Boy Eating the Bird's Food: Karlovy Vary Film Review
Yannis Papadopoulos, Lila Baklesi, Kleopatra Perraki, Vangelis Kommatosa
The Greek drama from first-time director Ektoras Lyzigos follows the life of a young man on the brink of starvation in modern-day Athens.
An intimate character study with a bitingly topical subtext, this Athens-set indie drama offers a more sombre alternative to the current Greek New Wave of stylised surrealism epitomised by Yorgos Lanthimos and Athina Rachel Tsangari. Part of the official competition at this year’s Karlovy Vary film festival, where its young star Yiannis Papadopoulos earned a special jury mention, Boy Eating the Bird’s Food is a technically impressive exercise in Bressonian social realism from the young first-time director Ektoras Lyzigos. But it is also a bracingly austere viewing experience, with limited appeal beyond festivals and specialist screenings.
The protagonist, Yorgos, is a haunted young man hovering on the brink of starvation in contemporary Athens. Apparently educated and cultured, but estranged from family and friends, he lives alone in a cramped and crumbling apartment. When not eating the seeds he feeds his pet canary, he pilfers food from his elderly neighbour and roams the city’s streets, foraging scraps from bins. Such is his blank-eyed desperation he has no qualms about even stealing from the dead. If there are nods to Bresson in this fragmentary portrait of an alienated anti-hero, there are also literary antecedents in Camus, Dostoevsky and others.
In the film’s most memorably queasy scene, Yorgos masturbates into his hand, then cautiously licks up his own sperm. From eating bird seed to eating his own. Performed on camera, the ejaculation looks real, and may even prove to be a mildly sensational selling point for this otherwise slight and frustratingly elusive psycho-drama.

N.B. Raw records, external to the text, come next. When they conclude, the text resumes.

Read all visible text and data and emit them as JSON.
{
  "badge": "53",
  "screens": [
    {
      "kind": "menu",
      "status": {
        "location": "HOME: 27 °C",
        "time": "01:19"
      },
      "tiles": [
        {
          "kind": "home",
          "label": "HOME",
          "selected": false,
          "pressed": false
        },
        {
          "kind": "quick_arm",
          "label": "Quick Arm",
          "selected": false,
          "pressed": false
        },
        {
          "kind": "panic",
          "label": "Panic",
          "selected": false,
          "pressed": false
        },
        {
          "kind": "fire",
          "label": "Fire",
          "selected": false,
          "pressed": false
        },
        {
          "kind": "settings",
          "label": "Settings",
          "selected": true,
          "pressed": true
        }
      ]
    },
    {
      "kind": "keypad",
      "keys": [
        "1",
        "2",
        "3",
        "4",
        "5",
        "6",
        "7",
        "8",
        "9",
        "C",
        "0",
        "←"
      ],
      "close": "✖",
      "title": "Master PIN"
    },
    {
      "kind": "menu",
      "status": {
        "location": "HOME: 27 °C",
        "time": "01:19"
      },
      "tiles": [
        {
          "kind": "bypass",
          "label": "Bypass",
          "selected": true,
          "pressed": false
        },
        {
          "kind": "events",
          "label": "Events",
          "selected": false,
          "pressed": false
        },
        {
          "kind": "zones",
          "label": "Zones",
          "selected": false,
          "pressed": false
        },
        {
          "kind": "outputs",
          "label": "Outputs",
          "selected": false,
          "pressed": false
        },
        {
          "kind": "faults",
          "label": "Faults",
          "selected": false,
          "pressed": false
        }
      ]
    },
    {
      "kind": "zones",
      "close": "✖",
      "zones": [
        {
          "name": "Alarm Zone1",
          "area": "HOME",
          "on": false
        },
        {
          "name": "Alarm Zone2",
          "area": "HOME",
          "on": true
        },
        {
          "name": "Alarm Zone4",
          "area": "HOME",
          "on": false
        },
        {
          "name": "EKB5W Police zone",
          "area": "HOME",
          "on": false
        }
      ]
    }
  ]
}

With Greece in economic and political turmoil, Boy Eating the Bird’s Food will inevitably be greeted as a topical commentary on the nation’s current austerity culture. Lyzigos calls it a kind of psychological case study of the crisis, although his story is actually based on the 1890 novel Hunger by the Norwegian Nobel Prize-winner and controversial Nazi sympathizer Knut Hamsun. A spare depiction of a nameless young man wandering the streets of Copenhagen in half-starved desperation, Hamsun’s semi-autobiographical novel was later hailed as one of the foundation stones of 20th century psychological literature.
Lygizos borrows more from the book’s basic premise than from specific episodes, although the sequence in which Yorgos essentially stalks a pretty young hotel receptionist is a straight lift from Hamsun. Bizarrely, this creepy low-level harassment eventually leads to a brief, botched romantic encounter in the woman’s apartment. Like everything else in the film, this scene is played almost wordlessly, with no dramatic context or clear psychological motivation. At one point Yorgos mutters to himself in a church, hinting that he is fasting as a ritual religious penance, but this potentially illuminating angle is instantly forgotten.
Lyzigos shoots almost every scene in tight in-your-face close-ups, his fidgety hand-held camera perched on Yorgos’ shoulder as he rambles restlessly through Athens. This is a bold aesthetic choice, sporadically throwing up beautifully framed compositions, but it also feels gimmicky and claustrophobic at times. There is simply not enough dramatic or emotional substance here to make this ultra-intimate cinéma-vérité style pay off. Ultimately, Boy Eating the Bird’s Food add up to little more than a sketchy experiment. Though mildly engaging in style and premise, this is a light snack, not a satisfying meal.
Venue: Karlovy Vary Film Festival
Production companies: Stefi Productions
Cast: Yannis Papadopoulos, Lila Baklesi, Kleopatra Perraki, Vangelis Kommatosa
Director: Ektoras Lyzigos
Writers: Ektoras Lyzigos, Knut Hamsun
Producer: Giorgios Karnavas
Cinematography: Dimitris Kassimatis
Editor: Gregory Rentis
Sales company: Stefi Productions
Rating TBC, 80 minutes